Whether that translates into record winds “that remains to be seen,” Robichaud said, adding that “‘historic’ is a good feature of what this is going to be.”
Hurricane warnings are in effect for most of Nova Scotia, as well as Prince Edward Island and western Newfoundland, where meteorologists predict 3 to 6 inches of rain, with up to 10 inches in some areas, and hurricane-force winds of at least 74 mph. Tropical storm warnings extend from New Brunswick to eastern Quebec to northern Newfoundland, where rainfall can reach 5 inches and winds of at least 39 mph.
While being caught by the polar jet stream, Fiona is expected to lose its tropical features and become a post-tropical cyclone Friday, though that won’t lessen its likely impact.

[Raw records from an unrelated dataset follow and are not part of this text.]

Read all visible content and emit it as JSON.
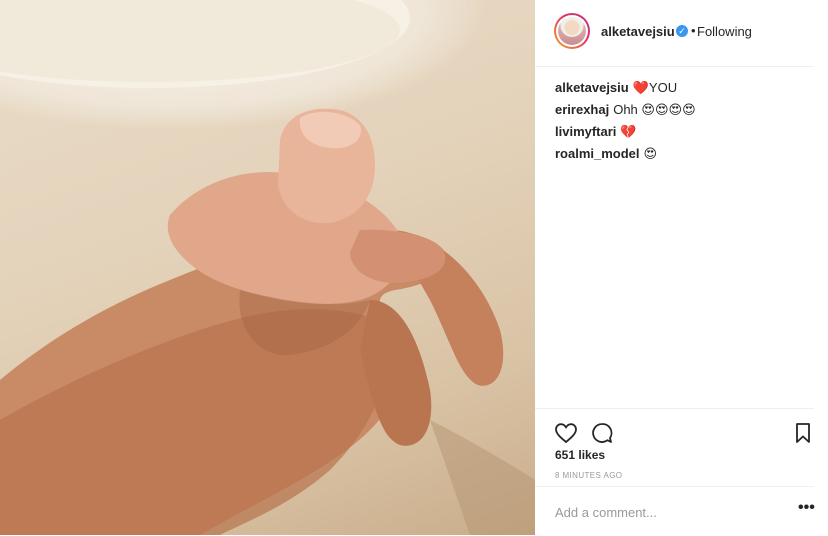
{
  "post": {
    "image_alt": "",
    "author": {
      "username": "alketavejsiu",
      "verified_icon": "verified-badge-icon",
      "separator": "•",
      "follow_status": "Following"
    },
    "comments": [
      {
        "username": "alketavejsiu",
        "text": "YOU",
        "emoji": "❤️"
      },
      {
        "username": "erirexhaj",
        "text": "Ohh",
        "emoji": "😍😍😍😍"
      },
      {
        "username": "livimyftari",
        "text": "",
        "emoji": "💔"
      },
      {
        "username": "roalmi_model",
        "text": "",
        "emoji": "😍"
      }
    ],
    "likes": "651 likes",
    "timestamp": "8 MINUTES AGO",
    "add_comment_placeholder": "Add a comment...",
    "more_label": "•••"
  },
  "colors": {
    "verified": "#3897f0",
    "text": "#262626",
    "muted": "#999999",
    "divider": "#efefef"
  }
}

The core of violent winds may weaken somewhat, but the storm will increase in size, with tropical storm winds pounding a large area.Read:Five things Republicans would do in a House majority
Nova Scotia, home to about 1 million people, prepared for the worst of the storm with memories of Hurricane Dorian in 2019 fresh in their minds. That storm caused half a million power outages, most in Nova Scotia, according to the CBC. The wind knocked down trees, destroyed roofs, wharves and boats and knocked over a crane in Halifax, causing an estimated $102 million in damage in Canadian dollars.

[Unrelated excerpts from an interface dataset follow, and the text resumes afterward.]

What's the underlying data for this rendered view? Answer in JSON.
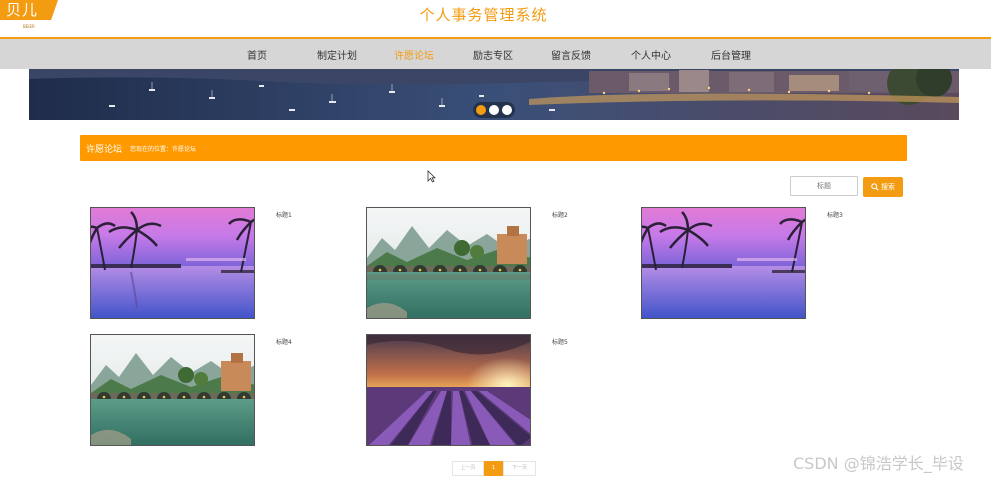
{
  "header": {
    "logo_text": "贝儿",
    "logo_sub": "BEIER",
    "site_title": "个人事务管理系统",
    "accent_color": "#f39c12"
  },
  "nav": {
    "items": [
      {
        "label": "首页",
        "active": false
      },
      {
        "label": "制定计划",
        "active": false
      },
      {
        "label": "许愿论坛",
        "active": true
      },
      {
        "label": "励志专区",
        "active": false
      },
      {
        "label": "留言反馈",
        "active": false
      },
      {
        "label": "个人中心",
        "active": false
      },
      {
        "label": "后台管理",
        "active": false
      }
    ]
  },
  "banner": {
    "slide_count": 3,
    "active_slide": 1
  },
  "breadcrumb": {
    "title": "许愿论坛",
    "path": "您现在的位置：许愿论坛"
  },
  "search": {
    "placeholder": "标题",
    "value": "",
    "button_label": "搜索",
    "button_icon": "search-icon"
  },
  "posts": [
    {
      "title": "标题1",
      "image": "tropical-sunset-pool"
    },
    {
      "title": "标题2",
      "image": "karst-bridge-river"
    },
    {
      "title": "标题3",
      "image": "tropical-sunset-pool"
    },
    {
      "title": "标题4",
      "image": "karst-bridge-river"
    },
    {
      "title": "标题5",
      "image": "lavender-field-sunset"
    }
  ],
  "pagination": {
    "prev_label": "上一页",
    "current_page": "1",
    "next_label": "下一页"
  },
  "watermark": "CSDN @锦浩学长_毕设"
}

Even as Fiona passed Bermuda at a distance of about 185 miles, the island saw widespread power outage and wind gusts of at least 70 km/h.
More than half of Puerto Rico was without power and communities were left cut off by landslides Thursday, days after Fiona battered the island.
Nova Scotia Power warned of widespread power outages, with trees still in full bloom and relatively soft soils. And the blackouts can be prolonged, with crews expected to wait for the wind to die down before they can safely begin repairs, said Dave Pickles, the utility’s chief operating officer.
Flooding and wind damage raise concerns about transportation problems across the province, with a single bridge connecting Cape Breton Island to northern and mainland Nova Scotia, including the densely populated Halifax region, to the south.
“We have one way in and one way out,” said Amanda McDougall, mayor of the Cape Breton Regional Municipality. “That causeway is incredibly, incredibly important.”
Other historic storms to hit Canada in recent decades include Hurricane Juan in 2003, which killed eight people, and Igor in 2010, which killed one person and washed away roads and railroads in Newfoundland, leaving communities isolated for days, according to the Canadian Hurricane Center. .
As Fiona looks to Nova Scotia, a look at Canada’s strongest storms of the past
Canada’s Atlantic provinces have historically been on the northern border for Atlantic hurricanes, with storms usually starting to dissipate before making landfall there. But that has changed in recent decades.
According to the country’s Hurricane Center, hurricanes or post-tropical storms of hurricane strength have made landfall once every one to three years since 1951. But as the Atlantic Basin has remained in an active tropical cyclone cycle, that has also meant more threats to Canada, with a hurricane making landfall every two years since 2000.